In 1997-98, women comprised 8% of directors in broadcast television. That’s dismal but more than twice as high as the number of female film directors of the same era. In 2017-18, women made up 19% of directors on broadcast television — again, significantly higher than film numbers. In 2021-22, the number was still only 18%. But in streaming, women totaled 29% of directors.
Streaming has blurred the line between television and film work. Like actors, directors now go back and forth between the two mediums. Scorsese may gnash his teeth because “The Irishman” ended up on Netflix. But the fact that the walls between platforms have been lowered is no doubt part of what’s enabled so many women to build connections and resumés that allow them to vault over what were, not so long ago, impassable barriers for half of humanity.
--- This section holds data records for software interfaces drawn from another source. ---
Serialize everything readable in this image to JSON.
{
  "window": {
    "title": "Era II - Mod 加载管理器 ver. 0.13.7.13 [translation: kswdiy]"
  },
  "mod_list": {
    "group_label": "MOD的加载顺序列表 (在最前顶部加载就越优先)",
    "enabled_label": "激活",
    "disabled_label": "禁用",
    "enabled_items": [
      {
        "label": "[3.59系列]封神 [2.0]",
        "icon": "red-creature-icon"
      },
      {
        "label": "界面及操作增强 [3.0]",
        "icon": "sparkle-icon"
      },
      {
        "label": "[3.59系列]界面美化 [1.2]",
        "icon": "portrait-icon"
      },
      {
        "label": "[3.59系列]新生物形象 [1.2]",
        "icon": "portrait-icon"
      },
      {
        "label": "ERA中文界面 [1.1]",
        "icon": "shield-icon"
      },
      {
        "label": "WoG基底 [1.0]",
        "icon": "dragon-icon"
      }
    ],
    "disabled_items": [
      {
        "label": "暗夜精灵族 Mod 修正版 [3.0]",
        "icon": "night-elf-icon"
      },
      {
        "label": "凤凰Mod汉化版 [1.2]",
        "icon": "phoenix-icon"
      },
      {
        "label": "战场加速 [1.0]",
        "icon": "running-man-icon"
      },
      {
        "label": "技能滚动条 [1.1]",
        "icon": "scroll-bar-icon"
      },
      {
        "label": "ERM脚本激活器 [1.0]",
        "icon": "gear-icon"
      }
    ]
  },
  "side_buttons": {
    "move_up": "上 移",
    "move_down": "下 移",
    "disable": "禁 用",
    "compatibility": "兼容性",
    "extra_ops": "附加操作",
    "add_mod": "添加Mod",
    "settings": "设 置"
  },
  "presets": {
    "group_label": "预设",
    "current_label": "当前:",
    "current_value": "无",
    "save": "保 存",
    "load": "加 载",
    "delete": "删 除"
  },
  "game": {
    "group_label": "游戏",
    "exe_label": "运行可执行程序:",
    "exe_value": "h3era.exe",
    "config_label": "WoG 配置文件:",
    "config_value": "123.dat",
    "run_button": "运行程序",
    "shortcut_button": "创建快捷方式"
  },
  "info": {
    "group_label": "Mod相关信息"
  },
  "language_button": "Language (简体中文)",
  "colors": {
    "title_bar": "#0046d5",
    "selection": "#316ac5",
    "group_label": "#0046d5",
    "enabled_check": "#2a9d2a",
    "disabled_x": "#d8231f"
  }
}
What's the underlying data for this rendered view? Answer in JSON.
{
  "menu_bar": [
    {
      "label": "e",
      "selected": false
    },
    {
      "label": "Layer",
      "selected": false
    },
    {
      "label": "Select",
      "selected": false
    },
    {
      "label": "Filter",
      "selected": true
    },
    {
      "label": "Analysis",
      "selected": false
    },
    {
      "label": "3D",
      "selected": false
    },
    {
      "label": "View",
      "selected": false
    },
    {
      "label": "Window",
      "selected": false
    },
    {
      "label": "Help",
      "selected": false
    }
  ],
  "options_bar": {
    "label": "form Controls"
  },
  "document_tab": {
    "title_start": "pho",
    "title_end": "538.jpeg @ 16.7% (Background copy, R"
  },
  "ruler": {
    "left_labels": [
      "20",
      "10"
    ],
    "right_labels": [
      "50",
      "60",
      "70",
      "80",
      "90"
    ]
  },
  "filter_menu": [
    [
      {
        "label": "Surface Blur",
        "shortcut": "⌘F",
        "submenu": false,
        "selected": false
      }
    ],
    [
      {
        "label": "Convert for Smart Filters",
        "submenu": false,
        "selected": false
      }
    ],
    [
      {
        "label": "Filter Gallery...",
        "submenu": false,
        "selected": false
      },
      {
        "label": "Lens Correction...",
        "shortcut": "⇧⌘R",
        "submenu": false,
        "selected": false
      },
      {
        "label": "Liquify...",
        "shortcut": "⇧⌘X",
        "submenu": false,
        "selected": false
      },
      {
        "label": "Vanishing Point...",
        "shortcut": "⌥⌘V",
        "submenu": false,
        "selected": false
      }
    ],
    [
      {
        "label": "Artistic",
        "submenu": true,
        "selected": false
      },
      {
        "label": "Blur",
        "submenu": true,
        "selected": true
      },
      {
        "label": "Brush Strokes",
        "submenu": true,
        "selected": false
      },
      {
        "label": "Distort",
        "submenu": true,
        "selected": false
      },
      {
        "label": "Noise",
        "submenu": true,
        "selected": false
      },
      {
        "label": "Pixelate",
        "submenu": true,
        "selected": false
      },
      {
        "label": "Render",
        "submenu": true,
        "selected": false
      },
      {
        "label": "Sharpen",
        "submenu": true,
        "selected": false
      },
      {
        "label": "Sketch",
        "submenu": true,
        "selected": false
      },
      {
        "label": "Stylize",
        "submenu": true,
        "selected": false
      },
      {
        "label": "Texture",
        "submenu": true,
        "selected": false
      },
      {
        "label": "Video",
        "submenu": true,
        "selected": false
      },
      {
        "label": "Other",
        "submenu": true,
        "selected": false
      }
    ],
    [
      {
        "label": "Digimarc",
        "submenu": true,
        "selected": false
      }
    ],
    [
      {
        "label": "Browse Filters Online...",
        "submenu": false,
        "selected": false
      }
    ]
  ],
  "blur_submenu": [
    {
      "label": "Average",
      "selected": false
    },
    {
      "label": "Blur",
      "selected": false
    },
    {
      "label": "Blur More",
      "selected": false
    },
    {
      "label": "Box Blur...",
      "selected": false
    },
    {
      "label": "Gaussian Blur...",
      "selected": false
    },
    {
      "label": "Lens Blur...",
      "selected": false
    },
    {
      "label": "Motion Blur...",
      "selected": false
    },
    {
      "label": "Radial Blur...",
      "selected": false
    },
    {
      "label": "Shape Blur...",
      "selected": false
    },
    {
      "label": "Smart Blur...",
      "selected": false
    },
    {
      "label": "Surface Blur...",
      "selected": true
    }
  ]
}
Movies change, and every era has fans and detractors, strengths and weaknesses. But the simple fact is that the unprecedented transformation of cinema right now has nothing to do with whether Marvel star Chris Evans counts as a movie star, and precious little to do with the ego of Tarantino or any other male film director who spent the bulk of their careers indifferent to the rampant sexism of their industry. We are living in the Golden Age of women’s cinema. All you have to do to see it is open your eyes.